• What you are asked to do:
Output the records exactly as they appear, with no pictures included.

• The data:
[Start of Attachment]

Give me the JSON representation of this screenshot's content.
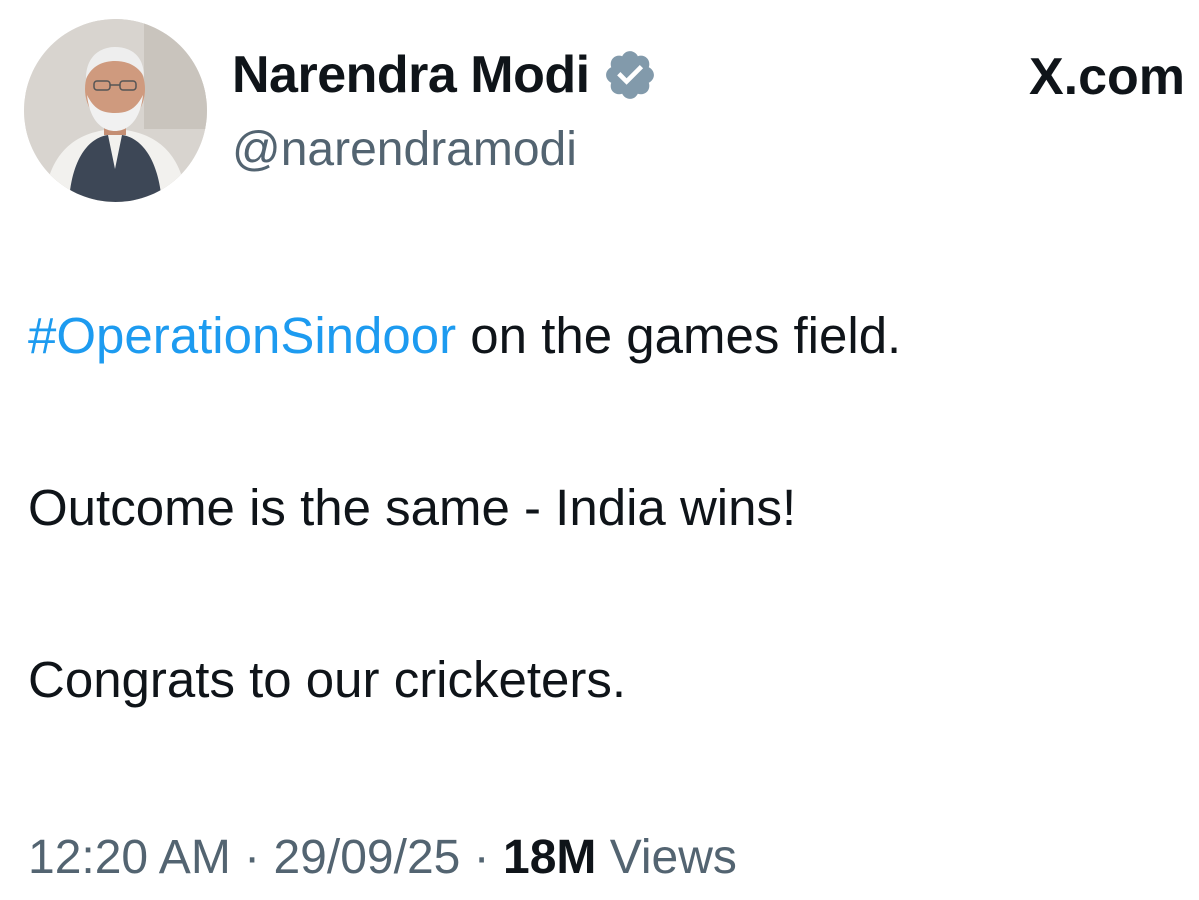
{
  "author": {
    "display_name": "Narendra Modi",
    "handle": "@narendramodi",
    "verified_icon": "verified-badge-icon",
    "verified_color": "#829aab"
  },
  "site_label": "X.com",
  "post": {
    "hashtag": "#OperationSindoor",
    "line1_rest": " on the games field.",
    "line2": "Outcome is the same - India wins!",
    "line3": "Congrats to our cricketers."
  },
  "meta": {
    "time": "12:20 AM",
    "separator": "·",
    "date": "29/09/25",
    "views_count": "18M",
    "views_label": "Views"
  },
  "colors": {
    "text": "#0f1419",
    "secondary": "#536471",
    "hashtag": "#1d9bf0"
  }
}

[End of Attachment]

• Solution for this problem:
Give me the JSON representation of this screenshot's content.
{
  "author": {
    "display_name": "Narendra Modi",
    "handle": "@narendramodi",
    "verified_icon": "verified-badge-icon",
    "verified_color": "#829aab"
  },
  "site_label": "X.com",
  "post": {
    "hashtag": "#OperationSindoor",
    "line1_rest": " on the games field.",
    "line2": "Outcome is the same - India wins!",
    "line3": "Congrats to our cricketers."
  },
  "meta": {
    "time": "12:20 AM",
    "separator": "·",
    "date": "29/09/25",
    "views_count": "18M",
    "views_label": "Views"
  },
  "colors": {
    "text": "#0f1419",
    "secondary": "#536471",
    "hashtag": "#1d9bf0"
  }
}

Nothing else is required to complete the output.